- **ACTION ITEM**
The records are to be restated in their entirety, word for word.

- **GIVEN INFORMATION**
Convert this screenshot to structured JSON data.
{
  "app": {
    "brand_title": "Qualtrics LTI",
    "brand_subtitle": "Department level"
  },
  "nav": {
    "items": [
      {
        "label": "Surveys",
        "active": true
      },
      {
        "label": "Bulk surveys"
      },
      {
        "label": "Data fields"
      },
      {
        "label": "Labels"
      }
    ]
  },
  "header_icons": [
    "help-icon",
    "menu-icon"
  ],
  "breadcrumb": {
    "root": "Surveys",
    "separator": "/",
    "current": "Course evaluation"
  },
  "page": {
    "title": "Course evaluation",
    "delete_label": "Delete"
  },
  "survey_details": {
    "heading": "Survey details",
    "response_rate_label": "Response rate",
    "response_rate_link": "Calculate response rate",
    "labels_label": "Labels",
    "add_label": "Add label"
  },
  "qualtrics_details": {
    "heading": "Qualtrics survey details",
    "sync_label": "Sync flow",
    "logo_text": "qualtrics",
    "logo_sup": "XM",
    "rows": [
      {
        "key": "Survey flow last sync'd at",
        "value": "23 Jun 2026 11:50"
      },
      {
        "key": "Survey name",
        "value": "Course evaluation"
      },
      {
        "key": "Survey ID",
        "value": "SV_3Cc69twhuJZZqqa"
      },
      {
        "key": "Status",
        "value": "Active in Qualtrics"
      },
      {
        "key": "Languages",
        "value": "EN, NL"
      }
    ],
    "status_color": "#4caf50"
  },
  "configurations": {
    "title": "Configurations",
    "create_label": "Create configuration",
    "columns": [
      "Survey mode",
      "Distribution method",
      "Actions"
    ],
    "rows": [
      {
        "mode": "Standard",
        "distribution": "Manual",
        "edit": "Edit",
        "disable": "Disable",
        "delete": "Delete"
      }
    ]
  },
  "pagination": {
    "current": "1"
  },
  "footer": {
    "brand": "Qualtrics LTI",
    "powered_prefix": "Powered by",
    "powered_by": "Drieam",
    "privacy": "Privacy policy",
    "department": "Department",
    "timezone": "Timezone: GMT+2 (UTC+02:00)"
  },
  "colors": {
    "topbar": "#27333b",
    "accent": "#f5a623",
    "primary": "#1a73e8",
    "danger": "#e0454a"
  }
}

- **RESPONSE BELOW**
Convert this screenshot to structured JSON data.
{
  "app": {
    "brand_title": "Qualtrics LTI",
    "brand_subtitle": "Department level"
  },
  "nav": {
    "items": [
      {
        "label": "Surveys",
        "active": true
      },
      {
        "label": "Bulk surveys"
      },
      {
        "label": "Data fields"
      },
      {
        "label": "Labels"
      }
    ]
  },
  "header_icons": [
    "help-icon",
    "menu-icon"
  ],
  "breadcrumb": {
    "root": "Surveys",
    "separator": "/",
    "current": "Course evaluation"
  },
  "page": {
    "title": "Course evaluation",
    "delete_label": "Delete"
  },
  "survey_details": {
    "heading": "Survey details",
    "response_rate_label": "Response rate",
    "response_rate_link": "Calculate response rate",
    "labels_label": "Labels",
    "add_label": "Add label"
  },
  "qualtrics_details": {
    "heading": "Qualtrics survey details",
    "sync_label": "Sync flow",
    "logo_text": "qualtrics",
    "logo_sup": "XM",
    "rows": [
      {
        "key": "Survey flow last sync'd at",
        "value": "23 Jun 2026 11:50"
      },
      {
        "key": "Survey name",
        "value": "Course evaluation"
      },
      {
        "key": "Survey ID",
        "value": "SV_3Cc69twhuJZZqqa"
      },
      {
        "key": "Status",
        "value": "Active in Qualtrics"
      },
      {
        "key": "Languages",
        "value": "EN, NL"
      }
    ],
    "status_color": "#4caf50"
  },
  "configurations": {
    "title": "Configurations",
    "create_label": "Create configuration",
    "columns": [
      "Survey mode",
      "Distribution method",
      "Actions"
    ],
    "rows": [
      {
        "mode": "Standard",
        "distribution": "Manual",
        "edit": "Edit",
        "disable": "Disable",
        "delete": "Delete"
      }
    ]
  },
  "pagination": {
    "current": "1"
  },
  "footer": {
    "brand": "Qualtrics LTI",
    "powered_prefix": "Powered by",
    "powered_by": "Drieam",
    "privacy": "Privacy policy",
    "department": "Department",
    "timezone": "Timezone: GMT+2 (UTC+02:00)"
  },
  "colors": {
    "topbar": "#27333b",
    "accent": "#f5a623",
    "primary": "#1a73e8",
    "danger": "#e0454a"
  }
}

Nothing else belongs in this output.